BWW Review: IN THE PENAL COLONY at New York Theatre Workshop
Franz Kafka's "In the Penal Colony" is the ambitious inspiration for New York Theatre Workshop's latest release.
With book and direction by Miranda Haymon, "In the Penal Colony" follows the lives of three black men in a penal colony who wrestle with their existence as people, and as objective beings.
The hourlong production Is ambitious. Supported by the lighting direction of Cha See and the set direction of Emma Finckel, theatregoers might leave the theatre ruminating over the show in more ways than one.
Though highly effective, being unfamiliar with Kafka's work might be a mistake. Being free of context going into the show, I found myself wondering if the words of Haymon were being spoken, or the words of Kafka himself.
The actor's in the show waste no time getting physical onstage. The men- portrayed by Jamar Brathwaite, David Glover and Dhari Noel - perform a serious of exercises rigorously from the time the show begins. The exercises are peppered with various step dancing as well. This mix of drills and dance is powerful, and should be applauded.

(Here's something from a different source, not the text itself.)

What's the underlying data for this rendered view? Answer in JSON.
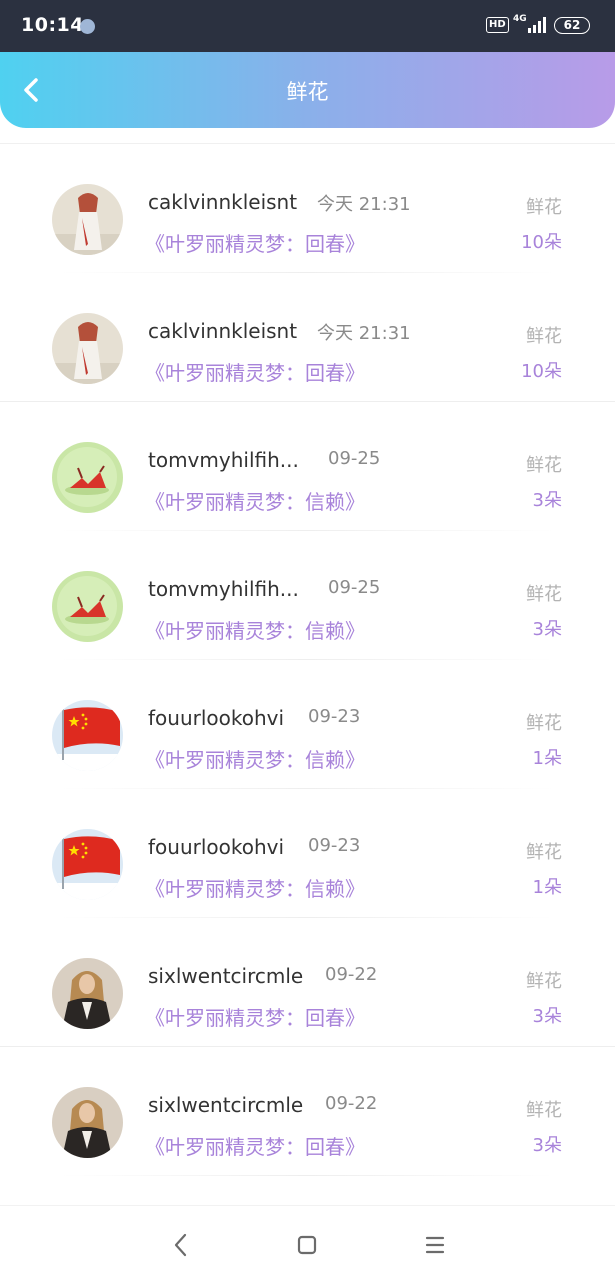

The show's primary object is highlighting how black men are exploited not only in sports, but the media as well. The three actors strip down their regulation uniforms to address the audience towards the end. Their cry of "Come and help. Come and help. Come and help," resonate loudly. In the era of "Black Lives Matter," "In the Penal Colony" is a relevant and ambitious piece of work.
"In the Penal Colony" runs at Next Door at NYTW from July 11th-28th. For more information, please visit https://www.nytw.org